Don't let your social media posts from years ago define you
There’s no denying that social media has shifted the way we express ourselves. From discussing current events, to wearing that fave outfit, to making new friends - what was once reserved for social get-togethers has now moved online. It’s sometimes hard to remember a time before platforms such as Facebook, Twitter and Instagram, but what’s certain is that the way we use them has evolved just as quickly as the platforms themselves.
Remember when it was the norm to upload a full album of photos after every night out? Or update your status thrice a day? You may barely - but Facebook does. While learning the nuances of social media in the early days, it wasn’t unusual to overshare and have your profile set to public. While you may no longer share boozy nights or stream-of-consciousness thoughts, it’s likely the remnants of an earlier 2000s self are still visible online.
While there’s no need to feel ashamed of your former self (we’ve all been there!), the reality is that social media use has generally become more restrained, more curated, and more important over time. These days, social media is often used as a “pre-screen” by many employers, or as a digital front for your own business.

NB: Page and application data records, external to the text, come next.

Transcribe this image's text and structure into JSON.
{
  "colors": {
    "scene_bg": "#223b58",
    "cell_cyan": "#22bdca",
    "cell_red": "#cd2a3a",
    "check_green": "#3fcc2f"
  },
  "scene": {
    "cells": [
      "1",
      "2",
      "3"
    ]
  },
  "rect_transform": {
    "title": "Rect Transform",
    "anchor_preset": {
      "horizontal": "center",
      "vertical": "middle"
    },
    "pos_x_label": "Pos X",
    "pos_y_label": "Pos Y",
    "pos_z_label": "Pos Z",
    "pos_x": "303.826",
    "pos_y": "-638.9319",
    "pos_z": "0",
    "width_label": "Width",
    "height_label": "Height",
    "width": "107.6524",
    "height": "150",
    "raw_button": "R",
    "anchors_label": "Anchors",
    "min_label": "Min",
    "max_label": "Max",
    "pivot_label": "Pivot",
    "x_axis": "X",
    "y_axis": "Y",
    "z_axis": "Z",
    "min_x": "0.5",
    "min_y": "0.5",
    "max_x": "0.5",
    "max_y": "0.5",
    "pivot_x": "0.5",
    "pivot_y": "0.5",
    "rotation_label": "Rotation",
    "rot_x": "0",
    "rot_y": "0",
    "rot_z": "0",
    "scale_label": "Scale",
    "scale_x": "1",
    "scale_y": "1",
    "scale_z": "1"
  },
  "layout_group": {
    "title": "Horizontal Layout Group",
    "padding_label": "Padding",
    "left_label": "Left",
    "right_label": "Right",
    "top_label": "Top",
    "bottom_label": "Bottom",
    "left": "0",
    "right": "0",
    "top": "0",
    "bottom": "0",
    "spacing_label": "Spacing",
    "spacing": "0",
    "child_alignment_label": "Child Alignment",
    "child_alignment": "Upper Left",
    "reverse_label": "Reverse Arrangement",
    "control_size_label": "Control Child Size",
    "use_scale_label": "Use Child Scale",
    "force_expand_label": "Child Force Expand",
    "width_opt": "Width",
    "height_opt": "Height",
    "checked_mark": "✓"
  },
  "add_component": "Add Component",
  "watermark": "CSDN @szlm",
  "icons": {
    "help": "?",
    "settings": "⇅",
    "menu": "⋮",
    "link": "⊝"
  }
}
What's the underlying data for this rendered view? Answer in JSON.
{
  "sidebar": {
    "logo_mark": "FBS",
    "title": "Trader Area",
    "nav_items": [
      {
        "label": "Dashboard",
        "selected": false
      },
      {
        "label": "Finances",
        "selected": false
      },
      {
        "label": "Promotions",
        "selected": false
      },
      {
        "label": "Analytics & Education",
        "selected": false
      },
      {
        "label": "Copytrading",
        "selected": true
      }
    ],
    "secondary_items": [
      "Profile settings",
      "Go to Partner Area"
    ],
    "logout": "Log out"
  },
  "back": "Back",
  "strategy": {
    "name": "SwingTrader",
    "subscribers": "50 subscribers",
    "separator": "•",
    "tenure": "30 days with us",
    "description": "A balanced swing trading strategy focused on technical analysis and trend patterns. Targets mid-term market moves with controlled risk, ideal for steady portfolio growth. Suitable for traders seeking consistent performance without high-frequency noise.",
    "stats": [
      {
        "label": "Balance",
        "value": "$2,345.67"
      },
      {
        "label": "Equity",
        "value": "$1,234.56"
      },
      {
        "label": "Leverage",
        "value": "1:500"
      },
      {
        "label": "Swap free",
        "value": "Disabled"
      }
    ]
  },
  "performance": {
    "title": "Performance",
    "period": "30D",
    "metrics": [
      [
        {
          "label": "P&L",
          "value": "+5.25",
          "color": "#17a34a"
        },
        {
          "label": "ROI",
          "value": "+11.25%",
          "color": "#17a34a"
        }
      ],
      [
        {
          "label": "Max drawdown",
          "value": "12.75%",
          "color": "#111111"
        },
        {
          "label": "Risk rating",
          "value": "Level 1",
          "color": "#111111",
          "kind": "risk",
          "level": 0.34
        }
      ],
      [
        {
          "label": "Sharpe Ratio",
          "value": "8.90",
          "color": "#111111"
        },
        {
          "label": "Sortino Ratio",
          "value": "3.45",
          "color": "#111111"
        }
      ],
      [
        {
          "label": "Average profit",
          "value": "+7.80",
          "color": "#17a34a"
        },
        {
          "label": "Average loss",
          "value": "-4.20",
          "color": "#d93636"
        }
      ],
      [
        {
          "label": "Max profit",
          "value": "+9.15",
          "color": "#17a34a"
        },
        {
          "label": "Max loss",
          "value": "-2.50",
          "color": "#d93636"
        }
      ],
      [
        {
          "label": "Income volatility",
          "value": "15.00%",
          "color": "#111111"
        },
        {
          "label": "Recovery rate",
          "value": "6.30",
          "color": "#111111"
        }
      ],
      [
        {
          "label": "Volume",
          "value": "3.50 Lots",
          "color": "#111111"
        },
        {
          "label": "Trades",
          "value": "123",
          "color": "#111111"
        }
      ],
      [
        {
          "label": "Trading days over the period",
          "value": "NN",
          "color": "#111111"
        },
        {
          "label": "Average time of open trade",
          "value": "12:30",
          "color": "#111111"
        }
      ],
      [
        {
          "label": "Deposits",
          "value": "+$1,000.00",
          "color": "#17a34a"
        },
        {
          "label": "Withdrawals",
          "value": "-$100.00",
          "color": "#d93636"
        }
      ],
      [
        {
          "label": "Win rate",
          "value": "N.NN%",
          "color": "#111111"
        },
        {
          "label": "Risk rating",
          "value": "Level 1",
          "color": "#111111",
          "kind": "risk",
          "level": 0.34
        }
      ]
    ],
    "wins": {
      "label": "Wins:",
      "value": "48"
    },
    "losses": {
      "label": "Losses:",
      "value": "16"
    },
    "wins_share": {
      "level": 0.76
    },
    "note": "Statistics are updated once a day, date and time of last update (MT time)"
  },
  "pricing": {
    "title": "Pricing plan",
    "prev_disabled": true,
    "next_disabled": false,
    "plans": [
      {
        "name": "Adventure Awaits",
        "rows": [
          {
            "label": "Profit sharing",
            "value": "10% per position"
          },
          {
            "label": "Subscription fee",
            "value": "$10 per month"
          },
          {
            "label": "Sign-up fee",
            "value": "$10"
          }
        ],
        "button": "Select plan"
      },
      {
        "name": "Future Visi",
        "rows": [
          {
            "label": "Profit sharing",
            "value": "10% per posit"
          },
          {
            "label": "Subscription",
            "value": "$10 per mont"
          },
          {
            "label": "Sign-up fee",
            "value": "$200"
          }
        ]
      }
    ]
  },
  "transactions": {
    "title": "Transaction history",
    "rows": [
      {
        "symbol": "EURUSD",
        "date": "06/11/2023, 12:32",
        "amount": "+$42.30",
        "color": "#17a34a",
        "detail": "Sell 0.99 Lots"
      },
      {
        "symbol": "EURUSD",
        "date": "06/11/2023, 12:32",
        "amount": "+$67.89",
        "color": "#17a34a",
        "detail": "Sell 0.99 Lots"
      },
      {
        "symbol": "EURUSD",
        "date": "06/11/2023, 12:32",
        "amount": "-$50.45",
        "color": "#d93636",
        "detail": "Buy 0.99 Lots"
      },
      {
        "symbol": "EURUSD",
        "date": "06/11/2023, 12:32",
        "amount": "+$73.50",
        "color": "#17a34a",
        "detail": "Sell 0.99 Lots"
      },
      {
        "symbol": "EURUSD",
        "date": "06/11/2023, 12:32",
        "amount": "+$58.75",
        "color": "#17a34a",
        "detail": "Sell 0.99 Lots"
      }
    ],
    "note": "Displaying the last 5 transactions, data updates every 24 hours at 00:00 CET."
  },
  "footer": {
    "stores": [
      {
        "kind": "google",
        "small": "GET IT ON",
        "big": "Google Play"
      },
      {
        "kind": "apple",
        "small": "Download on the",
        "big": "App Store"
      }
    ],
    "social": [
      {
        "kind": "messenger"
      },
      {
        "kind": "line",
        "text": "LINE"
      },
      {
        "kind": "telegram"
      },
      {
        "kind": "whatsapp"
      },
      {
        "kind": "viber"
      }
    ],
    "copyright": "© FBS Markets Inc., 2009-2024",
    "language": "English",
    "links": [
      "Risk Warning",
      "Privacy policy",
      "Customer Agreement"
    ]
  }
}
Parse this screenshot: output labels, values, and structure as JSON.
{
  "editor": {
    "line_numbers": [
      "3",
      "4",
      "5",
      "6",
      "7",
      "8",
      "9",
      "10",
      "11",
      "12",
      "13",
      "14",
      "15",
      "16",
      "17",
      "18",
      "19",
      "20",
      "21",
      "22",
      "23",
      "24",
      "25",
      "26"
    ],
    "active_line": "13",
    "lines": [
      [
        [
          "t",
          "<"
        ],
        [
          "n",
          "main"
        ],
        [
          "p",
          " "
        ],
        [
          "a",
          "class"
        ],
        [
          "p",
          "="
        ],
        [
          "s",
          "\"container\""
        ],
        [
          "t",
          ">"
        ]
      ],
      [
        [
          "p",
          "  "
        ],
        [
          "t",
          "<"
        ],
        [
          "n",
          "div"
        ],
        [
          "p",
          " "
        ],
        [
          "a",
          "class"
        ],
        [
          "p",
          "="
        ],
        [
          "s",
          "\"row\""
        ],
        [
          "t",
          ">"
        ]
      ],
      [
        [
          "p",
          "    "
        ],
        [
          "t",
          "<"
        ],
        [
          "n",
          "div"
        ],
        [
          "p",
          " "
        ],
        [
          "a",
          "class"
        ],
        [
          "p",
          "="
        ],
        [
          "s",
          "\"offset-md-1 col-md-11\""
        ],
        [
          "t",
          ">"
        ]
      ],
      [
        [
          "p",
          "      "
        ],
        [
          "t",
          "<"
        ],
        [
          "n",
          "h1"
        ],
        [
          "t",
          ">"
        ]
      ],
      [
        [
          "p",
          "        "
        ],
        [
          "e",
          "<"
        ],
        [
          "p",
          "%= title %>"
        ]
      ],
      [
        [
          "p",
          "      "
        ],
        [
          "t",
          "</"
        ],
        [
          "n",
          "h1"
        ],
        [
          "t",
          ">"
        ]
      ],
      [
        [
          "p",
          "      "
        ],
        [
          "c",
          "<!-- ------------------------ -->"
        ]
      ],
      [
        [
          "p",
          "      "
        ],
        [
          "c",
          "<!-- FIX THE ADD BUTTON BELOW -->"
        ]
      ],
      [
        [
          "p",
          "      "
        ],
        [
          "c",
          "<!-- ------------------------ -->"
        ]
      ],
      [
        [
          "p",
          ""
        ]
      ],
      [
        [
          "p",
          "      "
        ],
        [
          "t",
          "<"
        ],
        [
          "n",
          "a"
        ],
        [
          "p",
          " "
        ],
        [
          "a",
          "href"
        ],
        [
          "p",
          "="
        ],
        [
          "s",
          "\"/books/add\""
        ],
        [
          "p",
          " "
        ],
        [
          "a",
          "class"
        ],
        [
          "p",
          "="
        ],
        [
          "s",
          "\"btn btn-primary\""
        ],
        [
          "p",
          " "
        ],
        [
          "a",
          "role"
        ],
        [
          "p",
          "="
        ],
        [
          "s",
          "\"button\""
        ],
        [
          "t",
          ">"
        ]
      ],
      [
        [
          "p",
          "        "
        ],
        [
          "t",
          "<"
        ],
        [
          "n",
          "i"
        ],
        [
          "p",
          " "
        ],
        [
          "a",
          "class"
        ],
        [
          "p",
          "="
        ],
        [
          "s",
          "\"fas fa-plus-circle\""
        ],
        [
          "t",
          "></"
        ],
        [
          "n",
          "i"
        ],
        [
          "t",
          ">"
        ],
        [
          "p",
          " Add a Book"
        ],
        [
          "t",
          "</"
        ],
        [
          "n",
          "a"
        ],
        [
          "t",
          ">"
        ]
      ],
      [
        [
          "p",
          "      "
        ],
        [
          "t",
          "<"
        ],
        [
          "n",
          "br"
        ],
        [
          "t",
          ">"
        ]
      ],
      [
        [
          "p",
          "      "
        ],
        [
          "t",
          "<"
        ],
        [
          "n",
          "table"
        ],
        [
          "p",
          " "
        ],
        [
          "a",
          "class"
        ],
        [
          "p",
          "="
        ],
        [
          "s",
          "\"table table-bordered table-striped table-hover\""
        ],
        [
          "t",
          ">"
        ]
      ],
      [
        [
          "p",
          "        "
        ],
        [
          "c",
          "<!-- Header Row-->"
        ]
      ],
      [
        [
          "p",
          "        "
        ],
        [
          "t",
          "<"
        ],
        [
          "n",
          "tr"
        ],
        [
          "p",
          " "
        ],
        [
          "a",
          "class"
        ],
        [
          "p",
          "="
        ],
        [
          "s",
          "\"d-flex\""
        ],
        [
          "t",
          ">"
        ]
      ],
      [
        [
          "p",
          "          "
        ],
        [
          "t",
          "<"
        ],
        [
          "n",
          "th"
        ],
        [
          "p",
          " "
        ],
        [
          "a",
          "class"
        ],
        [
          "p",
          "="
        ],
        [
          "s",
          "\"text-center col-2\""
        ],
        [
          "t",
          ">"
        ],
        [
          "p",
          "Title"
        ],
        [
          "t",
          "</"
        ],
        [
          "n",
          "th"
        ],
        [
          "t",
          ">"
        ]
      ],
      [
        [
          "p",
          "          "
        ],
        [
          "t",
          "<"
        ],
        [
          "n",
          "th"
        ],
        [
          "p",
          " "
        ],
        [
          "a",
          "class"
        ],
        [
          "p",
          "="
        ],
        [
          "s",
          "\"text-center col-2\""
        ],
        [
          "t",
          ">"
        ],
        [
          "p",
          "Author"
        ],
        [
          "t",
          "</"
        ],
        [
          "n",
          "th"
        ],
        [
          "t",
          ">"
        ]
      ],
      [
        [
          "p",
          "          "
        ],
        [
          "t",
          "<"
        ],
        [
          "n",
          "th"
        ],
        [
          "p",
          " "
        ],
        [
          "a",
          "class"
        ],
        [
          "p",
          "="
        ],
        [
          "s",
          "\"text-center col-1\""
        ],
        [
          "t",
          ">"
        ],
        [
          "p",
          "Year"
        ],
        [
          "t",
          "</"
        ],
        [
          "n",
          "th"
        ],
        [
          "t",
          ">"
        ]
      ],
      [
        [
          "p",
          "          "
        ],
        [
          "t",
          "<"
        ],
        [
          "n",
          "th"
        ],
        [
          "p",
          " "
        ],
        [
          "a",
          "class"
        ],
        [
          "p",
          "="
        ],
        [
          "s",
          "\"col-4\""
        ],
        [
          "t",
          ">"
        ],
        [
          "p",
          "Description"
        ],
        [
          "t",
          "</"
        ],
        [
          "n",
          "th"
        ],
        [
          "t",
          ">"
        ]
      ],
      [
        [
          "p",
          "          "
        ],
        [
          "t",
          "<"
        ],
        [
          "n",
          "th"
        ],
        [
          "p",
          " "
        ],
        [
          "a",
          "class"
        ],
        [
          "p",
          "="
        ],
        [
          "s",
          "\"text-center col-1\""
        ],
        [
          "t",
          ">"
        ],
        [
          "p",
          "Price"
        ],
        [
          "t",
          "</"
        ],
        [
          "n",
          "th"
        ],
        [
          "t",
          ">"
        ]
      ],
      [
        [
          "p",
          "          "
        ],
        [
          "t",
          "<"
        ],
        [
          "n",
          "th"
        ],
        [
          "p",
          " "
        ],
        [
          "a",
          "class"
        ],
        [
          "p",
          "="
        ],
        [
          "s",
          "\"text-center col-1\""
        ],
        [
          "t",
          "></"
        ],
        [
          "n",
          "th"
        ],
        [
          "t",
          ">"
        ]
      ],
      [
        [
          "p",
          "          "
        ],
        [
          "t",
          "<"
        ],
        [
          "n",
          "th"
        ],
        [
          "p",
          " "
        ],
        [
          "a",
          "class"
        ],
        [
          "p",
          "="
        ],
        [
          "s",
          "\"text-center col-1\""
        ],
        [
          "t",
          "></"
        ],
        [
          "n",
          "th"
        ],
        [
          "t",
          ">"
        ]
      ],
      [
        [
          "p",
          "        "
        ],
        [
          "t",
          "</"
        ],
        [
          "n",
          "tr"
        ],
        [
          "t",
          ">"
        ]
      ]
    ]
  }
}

We’ve all heard the stories of professionals being haunted by the ghosts of Facebook-past: a photo or Tweet from a former-self is dug up and used as ammunition to ruin the reputation and respectability of a current-self. While the psychology behind the emergent “cancel culture” warrants its own separate discussion, there is no doubt that incriminating social media posts from years ago can be used as fuel for public shame.
Take the case of Ollie Robinson, for instance - the English cricketer who, upon his recent Test debut at Lord’s, had racist and sexist tweets from 2012 emerge. The tweets made the rounds on social media 9 years after they were originally posted by an 18-year-old Robinson, and were met with uproar by both the public and teammates. Robinson immediately apologised for the mistakes he made years ago, but is still suspended from the international circuit pending disciplinary investigations.
However, it’s not just those in the public eye that risk the consequences of old social media posts. Recently, 22-year-old Emily Wilder was fired three weeks into her job at the Associated Press after her pro-Palestine activism was amplified. The Stanford College Republicans surfaced these posts and claimed that it was impossible for her to fairly cover the Israeli-Palestinian conflict for the AP. While her employer claimed she was fired for social media misconduct during her employment, Wilder believes it to be due to these years-old posts.
While the threat of being “cancelled” is higher for public figures, these cases act as stark reminders that posts from our past can be resurfaced to damage our present. Just as you are a different person than you were in 2010, the way you use social media is likely vastly different, too
To reclaim your social media presence, a service like yourself.online is an invaluable tool. By analysing your social media history, you can quickly and easily review and clean up any content that doesn’t reflect who you are today. You can look at your online footprint with fresh eyes, and take control over the way that peers, bosses, and even strangers see you.
Social media is not going anywhere, and will surely keep evolving beyond the way we use it today. While you may no longer “check-in” to every place you go, these platforms still have their advantages for both social and professional spheres. Taking control of your social media presence with yourself.online lets you feel empowered, and avoid the niggling fear that comes with today’s cancel culture.